- **TASK OBJECTIVE**: The text of every record, exactly as given and with no pictures, should be your output.

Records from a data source
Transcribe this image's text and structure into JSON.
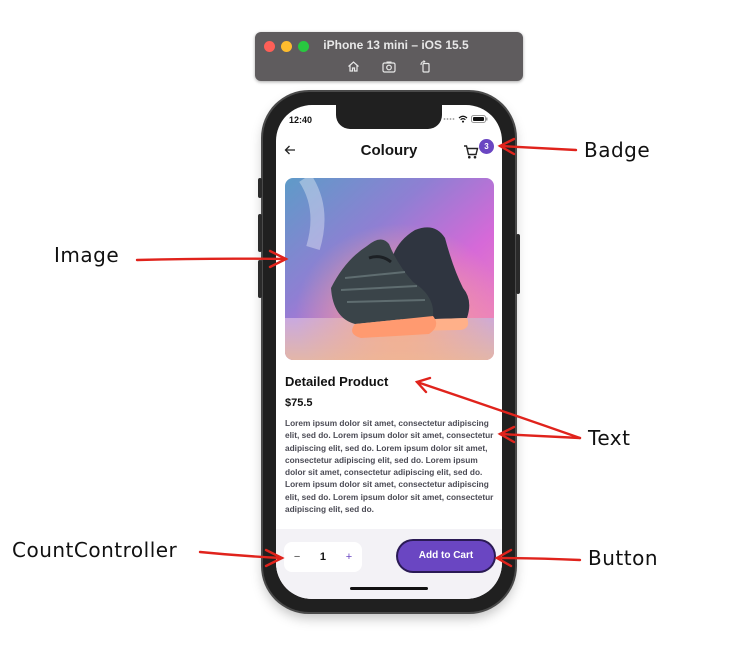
{
  "simulator": {
    "title": "iPhone 13 mini – iOS 15.5",
    "tools": [
      "home-icon",
      "screenshot-icon",
      "rotate-icon"
    ]
  },
  "status_bar": {
    "time": "12:40"
  },
  "app": {
    "title": "Colour​y",
    "cart_badge": "3"
  },
  "product": {
    "title": "Detailed Product",
    "price": "$75.5",
    "description": "Lorem ipsum dolor sit amet, consectetur adipiscing elit, sed do. Lorem ipsum dolor sit amet, consectetur adipiscing elit, sed do. Lorem ipsum dolor sit amet, consectetur adipiscing elit, sed do. Lorem ipsum dolor sit amet, consectetur adipiscing elit, sed do. Lorem ipsum dolor sit amet, consectetur adipiscing elit, sed do. Lorem ipsum dolor sit amet, consectetur adipiscing elit, sed do."
  },
  "counter": {
    "minus": "−",
    "value": "1",
    "plus": "+"
  },
  "add_button": "Add to Cart",
  "annotations": {
    "badge": "Badge",
    "image": "Image",
    "text": "Text",
    "count_controller": "CountController",
    "button": "Button"
  },
  "colors": {
    "accent": "#6a46c2",
    "arrow": "#e0231c"
  }
}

- **TASK SOLUTION**:
Transcribe this image's text and structure into JSON.
{
  "simulator": {
    "title": "iPhone 13 mini – iOS 15.5",
    "tools": [
      "home-icon",
      "screenshot-icon",
      "rotate-icon"
    ]
  },
  "status_bar": {
    "time": "12:40"
  },
  "app": {
    "title": "Colour​y",
    "cart_badge": "3"
  },
  "product": {
    "title": "Detailed Product",
    "price": "$75.5",
    "description": "Lorem ipsum dolor sit amet, consectetur adipiscing elit, sed do. Lorem ipsum dolor sit amet, consectetur adipiscing elit, sed do. Lorem ipsum dolor sit amet, consectetur adipiscing elit, sed do. Lorem ipsum dolor sit amet, consectetur adipiscing elit, sed do. Lorem ipsum dolor sit amet, consectetur adipiscing elit, sed do. Lorem ipsum dolor sit amet, consectetur adipiscing elit, sed do."
  },
  "counter": {
    "minus": "−",
    "value": "1",
    "plus": "+"
  },
  "add_button": "Add to Cart",
  "annotations": {
    "badge": "Badge",
    "image": "Image",
    "text": "Text",
    "count_controller": "CountController",
    "button": "Button"
  },
  "colors": {
    "accent": "#6a46c2",
    "arrow": "#e0231c"
  }
}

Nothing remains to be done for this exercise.